“Columbus is our guy—that’s who we look up to,” Pesoli added.
Joe Dostal was carrying a Betsy Ross flag as he stood on Loomis a few dozen feet north of the rally and said, “It’s the nicest flag that I have.”
“I support patriotism,” Dostal said, noting that he personally comes from Irish and Venezuelan descent. “I think they need to free Columbus and put him back where he belongs in this park.”
As Dostal spoke, a lone protestor, Rabbi Michael Ben Yosef of the Tikkun Chai Inter-National in South Shore, was speaking with a group of Chicago Police Department (CPD) officers. A brief verbal altercation between Ben Yosef and an unidentified man on the other side of the street ended with a woman warning the unidentified man, “Come on, that’s what they want.”
“It’s not room for compromise on a murderer,” said Ben Yosef. “My job is to ensure the justice of those who’ve been suffered and murdered get the justice they deserve—whether they like it or not.
“Have you heard me on my bullhorn? No. Am I very peaceful right now?” Ben Yosef continued. “This is really the reason why I’m here, to make a statement. The statement is to say that we cannot condone a statue that symbolizes murder in our community.”
Closer to the stage, Rossana Macejak offered a more positive impression, saying, “I thought this was really nice.”
“Everyone’s done good, everyone should be honored,” said Macejak. “I hate that everyone’s hating everybody.”
“What happened six months ago?” asked Vito DiPiazza. “Did someone turn on a switch and we hate Christopher Columbus? Who’s next?”
“My dad’s from Taylor and Halsted, and my ma’s from Taylor and Miller,” said Mike Sisto, who was walking around the base of the statue with a close friend, his two sons, and his nephew identifying the Italian and Italian-American celebrities. “I’ve been in this park since I was a little kid, my whole life.”
Sisto explained that he and his family no longer live in the neighborhood because, “as the Italian Americans became successful, they wanted a better life for their families, so they unfortunately moved out to the suburbs to get their own home, their own piece of land, and grow their gardens and stuff. Here it’s a little hard because the buildings are close and tight.”
The protestors “are childish, and they’re not even worth dealing with,” said Sisto.

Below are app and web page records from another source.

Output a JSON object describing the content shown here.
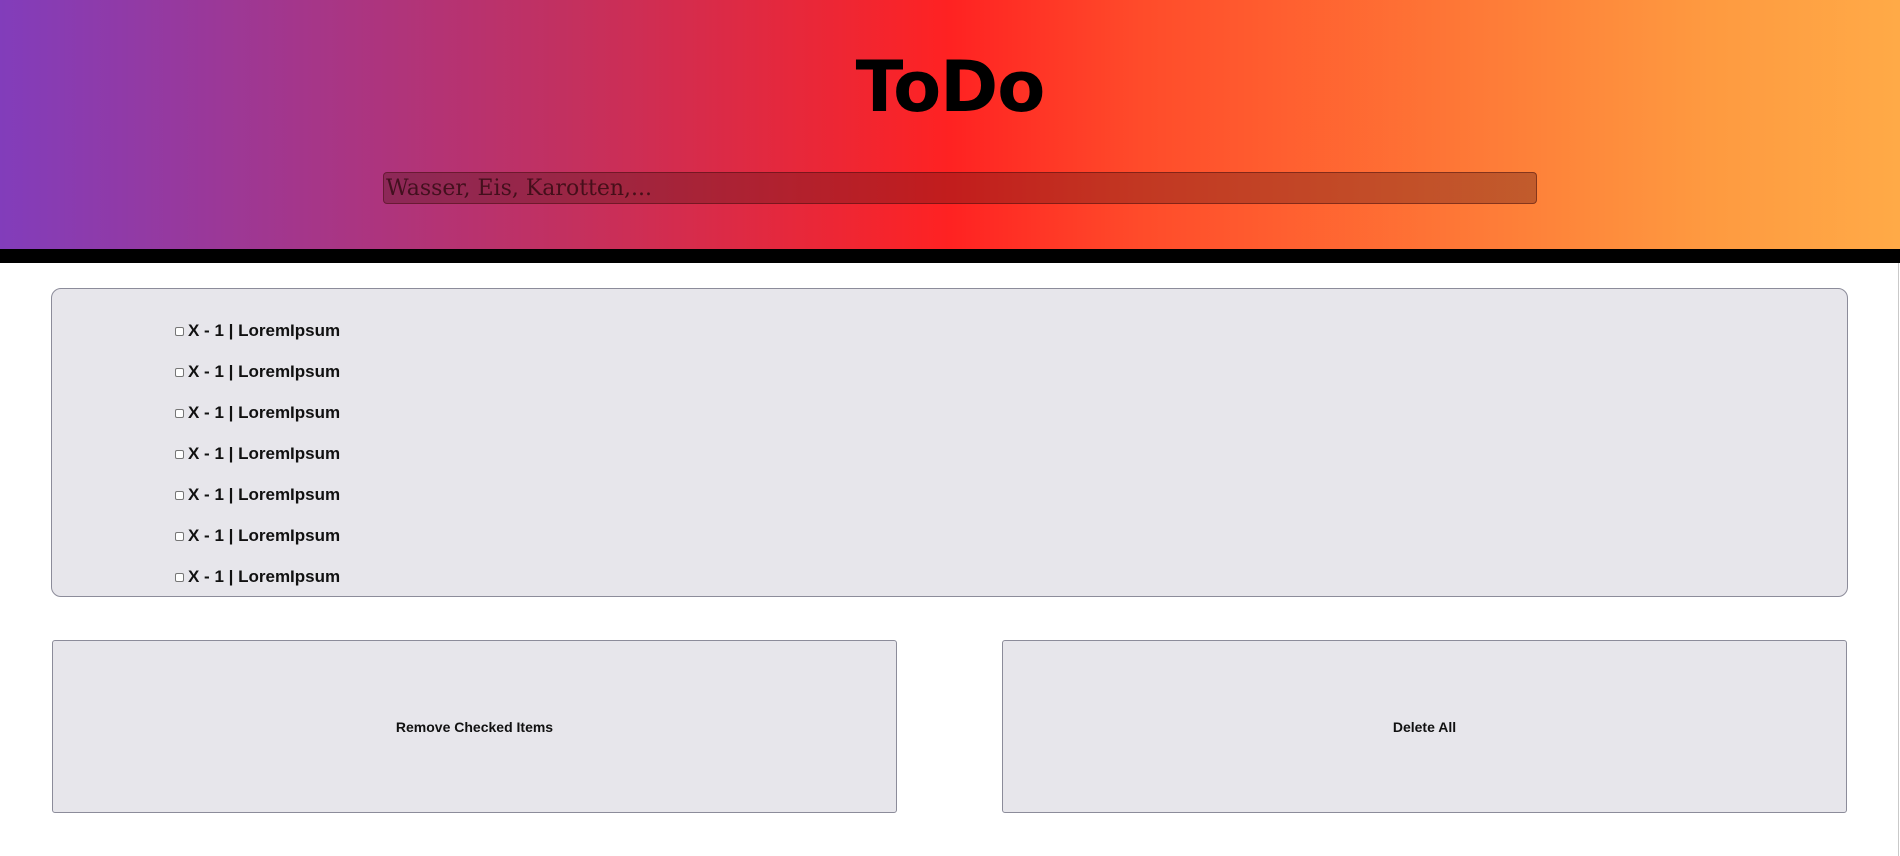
{
  "header": {
    "title": "ToDo",
    "input_placeholder": "Wasser, Eis, Karotten,..."
  },
  "todo_list": {
    "items": [
      {
        "label": "X - 1 | LoremIpsum",
        "checked": false
      },
      {
        "label": "X - 1 | LoremIpsum",
        "checked": false
      },
      {
        "label": "X - 1 | LoremIpsum",
        "checked": false
      },
      {
        "label": "X - 1 | LoremIpsum",
        "checked": false
      },
      {
        "label": "X - 1 | LoremIpsum",
        "checked": false
      },
      {
        "label": "X - 1 | LoremIpsum",
        "checked": false
      },
      {
        "label": "X - 1 | LoremIpsum",
        "checked": false
      }
    ]
  },
  "actions": {
    "remove_checked_label": "Remove Checked Items",
    "delete_all_label": "Delete All"
  },
  "colors": {
    "gradient_start": "#823dbb",
    "gradient_mid": "#ff2222",
    "gradient_end": "#ffaa47",
    "panel_bg": "#e7e6eb",
    "header_bar": "#000000"
  }
}
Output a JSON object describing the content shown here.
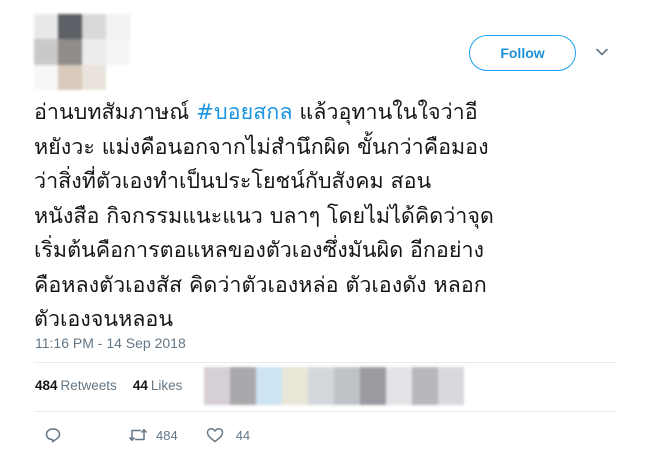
{
  "tweet": {
    "follow_label": "Follow",
    "hashtag": "#บอยสกล",
    "text_before_hashtag": "อ่านบทสัมภาษณ์ ",
    "text_after_hashtag": " แล้วอุทานในใจว่าอี\nหยังวะ แม่งคือนอกจากไม่สำนึกผิด ขั้นกว่าคือมอง\nว่าสิ่งที่ตัวเองทำเป็นประโยชน์กับสังคม สอน\nหนังสือ กิจกรรมแนะแนว บลาๆ โดยไม่ได้คิดว่าจุด\nเริ่มต้นคือการตอแหลของตัวเองซึ่งมันผิด อีกอย่าง\nคือหลงตัวเองสัส คิดว่าตัวเองหล่อ ตัวเองดัง หลอก\nตัวเองจนหลอน",
    "timestamp": "11:16 PM - 14 Sep 2018",
    "retweets_count": "484",
    "retweets_label": "Retweets",
    "likes_count": "44",
    "likes_label": "Likes",
    "action_retweet_count": "484",
    "action_like_count": "44"
  },
  "icons": {
    "reply": "reply-icon",
    "retweet": "retweet-icon",
    "like": "heart-icon",
    "more": "chevron-down-icon"
  },
  "colors": {
    "accent": "#1da1f2",
    "hashtag": "#1b95e0",
    "muted": "#657786",
    "text": "#14171a"
  }
}
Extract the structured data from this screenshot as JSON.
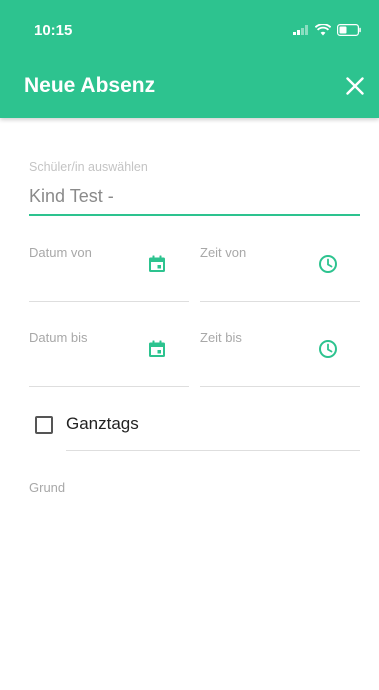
{
  "status_bar": {
    "time": "10:15"
  },
  "header": {
    "title": "Neue Absenz"
  },
  "colors": {
    "accent": "#2dc38f",
    "header_bg": "#2dc38f"
  },
  "form": {
    "student": {
      "label": "Schüler/in auswählen",
      "value": "Kind Test -"
    },
    "date_from": {
      "label": "Datum von",
      "icon": "calendar-icon"
    },
    "time_from": {
      "label": "Zeit von",
      "icon": "clock-icon"
    },
    "date_to": {
      "label": "Datum bis",
      "icon": "calendar-icon"
    },
    "time_to": {
      "label": "Zeit bis",
      "icon": "clock-icon"
    },
    "full_day": {
      "label": "Ganztags",
      "checked": false
    },
    "reason": {
      "label": "Grund"
    }
  }
}
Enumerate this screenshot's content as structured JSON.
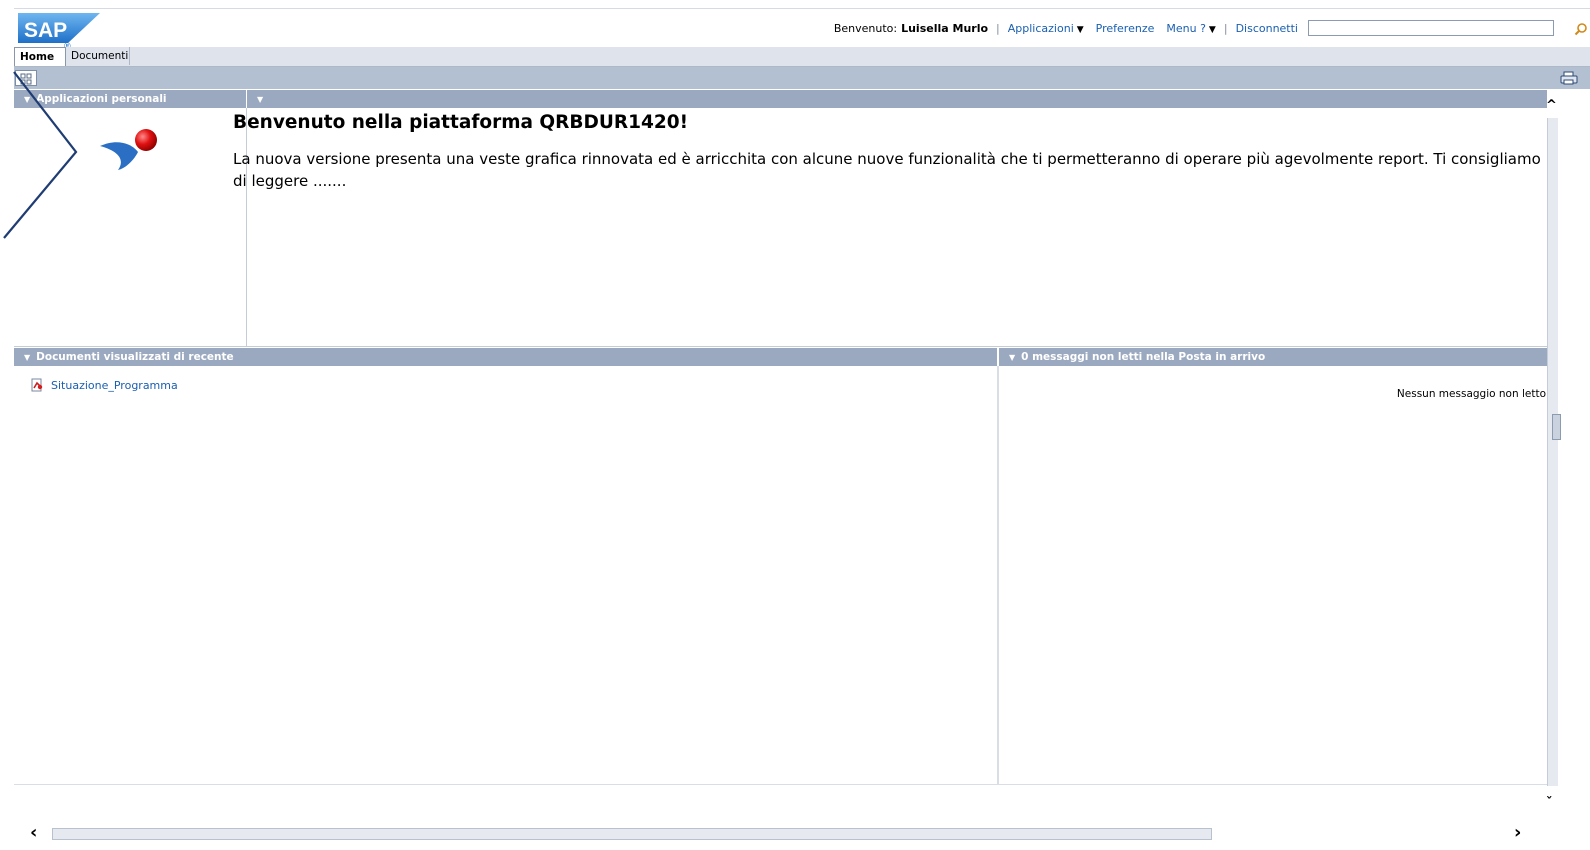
{
  "header": {
    "logo_text": "SAP",
    "welcome_label": "Benvenuto:",
    "user_name": "Luisella Murlo",
    "menu": {
      "applicazioni": "Applicazioni",
      "preferenze": "Preferenze",
      "menu_help": "Menu ?",
      "disconnetti": "Disconnetti"
    },
    "search_value": ""
  },
  "tabs": [
    {
      "label": "Home"
    },
    {
      "label": "Documenti"
    }
  ],
  "panels": {
    "applicazioni_personali": {
      "title": "Applicazioni personali"
    },
    "main": {
      "title": "",
      "heading": "Benvenuto nella piattaforma QRBDUR1420!",
      "body": "La nuova versione presenta una veste grafica rinnovata ed è arricchita con alcune nuove funzionalità che ti permetteranno di operare più agevolmente report. Ti consigliamo di leggere ......."
    },
    "recent_documents": {
      "title": "Documenti visualizzati di recente",
      "items": [
        {
          "label": "Situazione_Programma"
        }
      ]
    },
    "inbox": {
      "title": "0 messaggi non letti nella Posta in arrivo",
      "empty_text": "Nessun messaggio non letto"
    }
  },
  "colors": {
    "panel_header": "#9ba9c0",
    "link": "#1a5fb0",
    "toolbar": "#b3c0d2",
    "overlay_chevron": "#1f3d73"
  }
}
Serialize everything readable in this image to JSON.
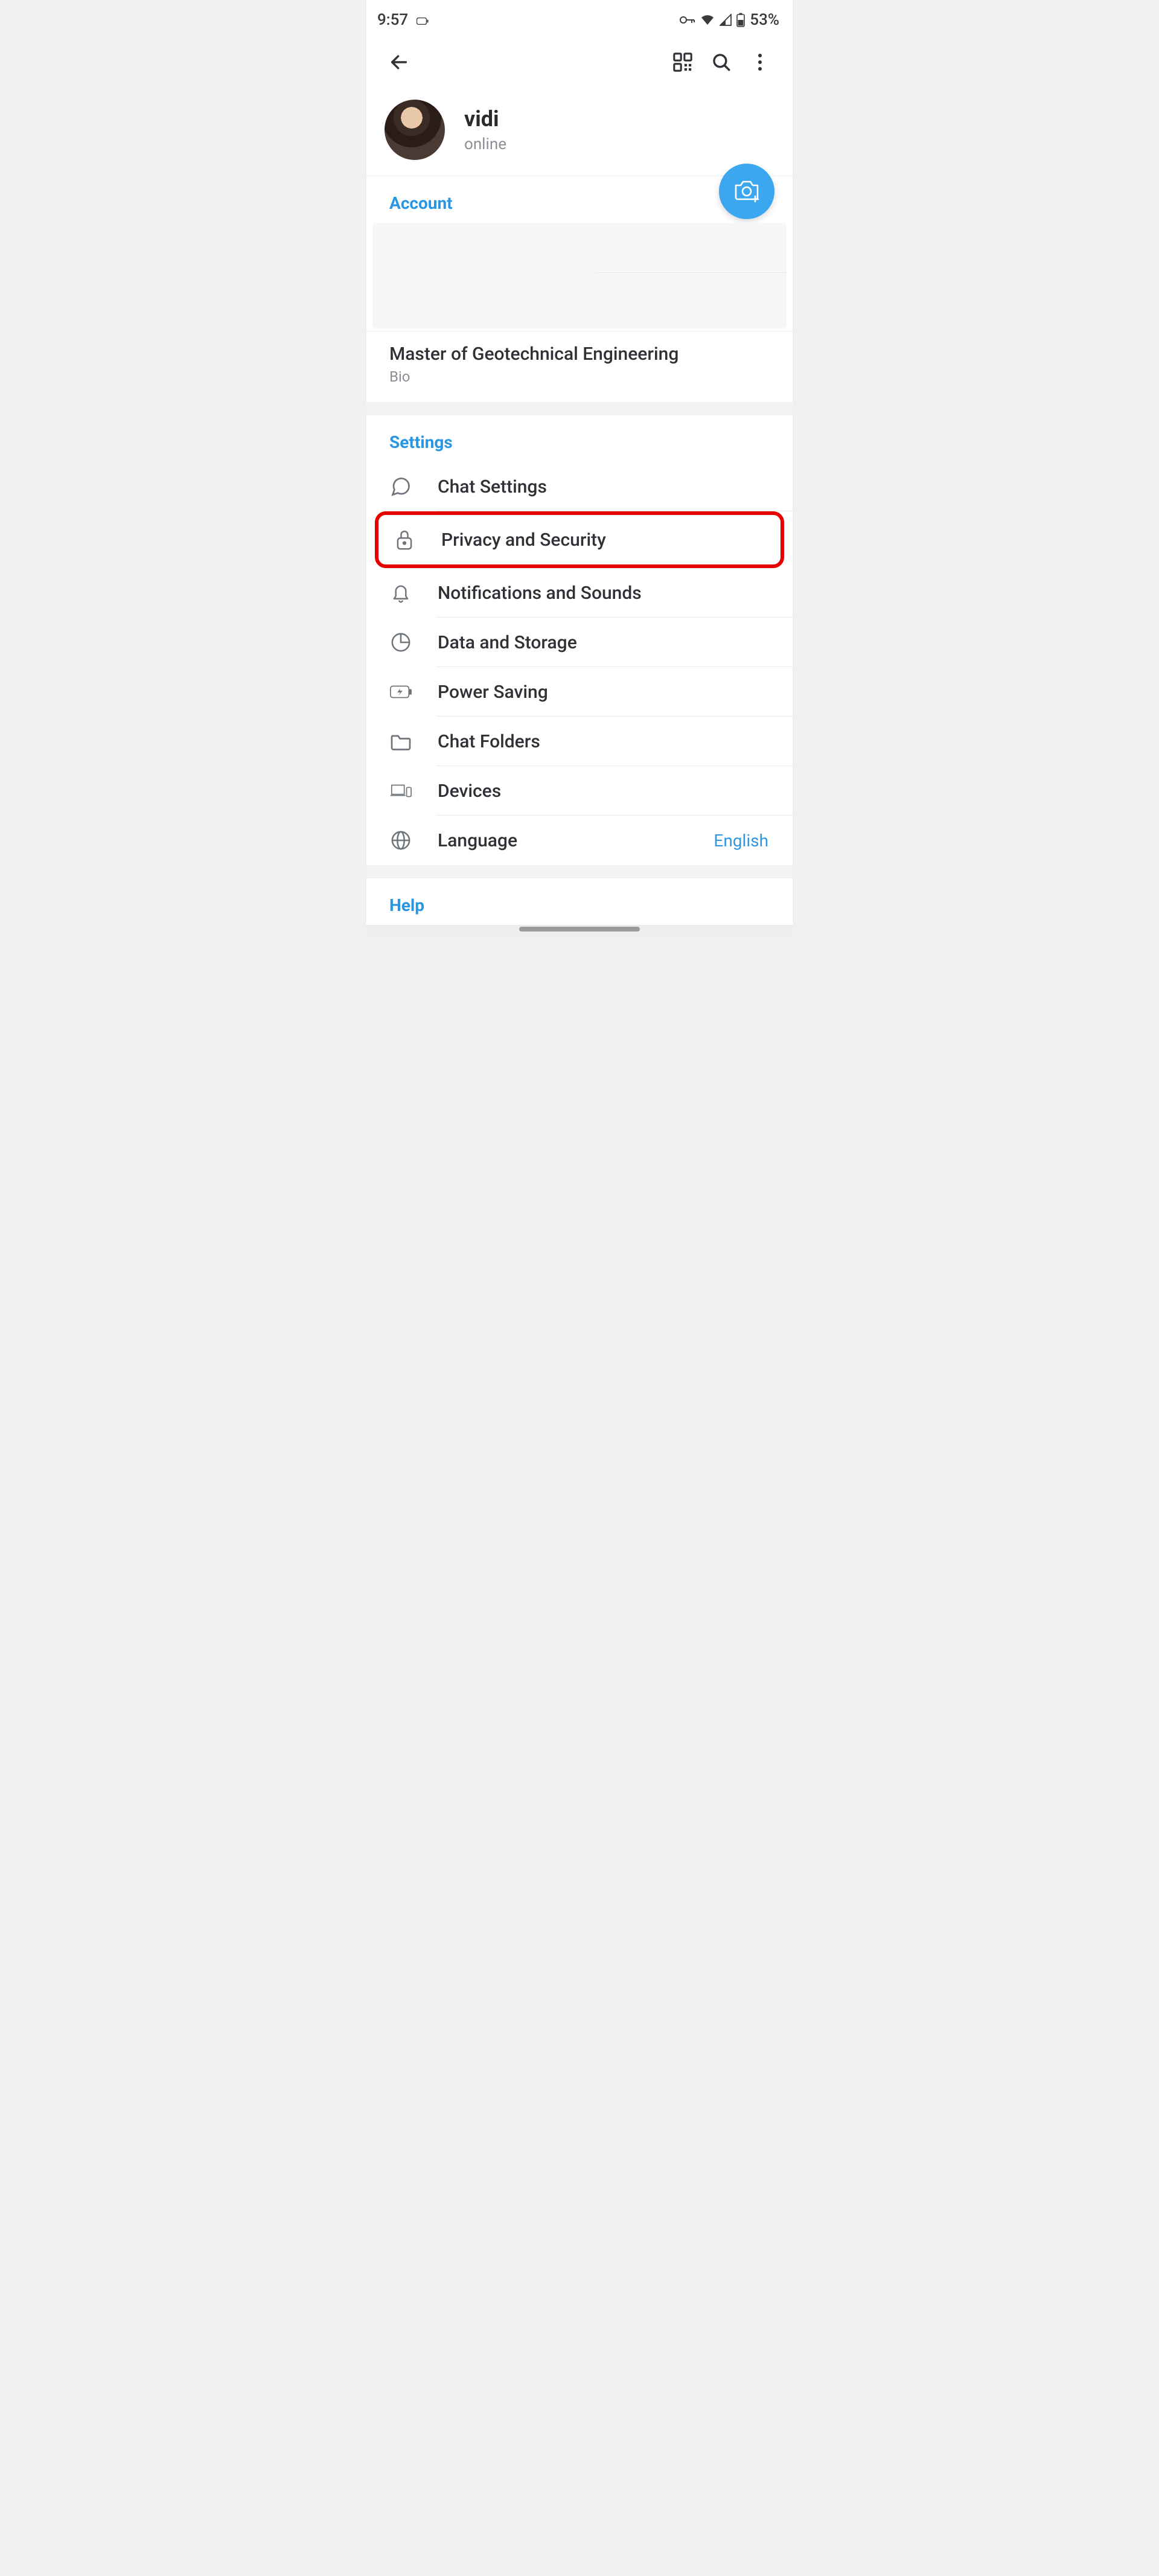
{
  "status": {
    "time": "9:57",
    "battery_text": "53%"
  },
  "profile": {
    "name": "vidi",
    "status": "online"
  },
  "account": {
    "header": "Account",
    "bio_text": "Master of Geotechnical Engineering",
    "bio_label": "Bio"
  },
  "settings": {
    "header": "Settings",
    "items": [
      {
        "label": "Chat Settings"
      },
      {
        "label": "Privacy and Security"
      },
      {
        "label": "Notifications and Sounds"
      },
      {
        "label": "Data and Storage"
      },
      {
        "label": "Power Saving"
      },
      {
        "label": "Chat Folders"
      },
      {
        "label": "Devices"
      },
      {
        "label": "Language",
        "value": "English"
      }
    ]
  },
  "help": {
    "header": "Help"
  }
}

After the rally came a procession through the neighborhood. On the east side of Loomis, supporters waved Italian flags at the passing luxury SUVs, Italian sports cars, and City emergency vehicles. On the west side of Loomis, Rabbi Ben Yosef, still flanked by CPD officers, stepped forward into traffic and back into the bike lane while waving the Pan-African flag.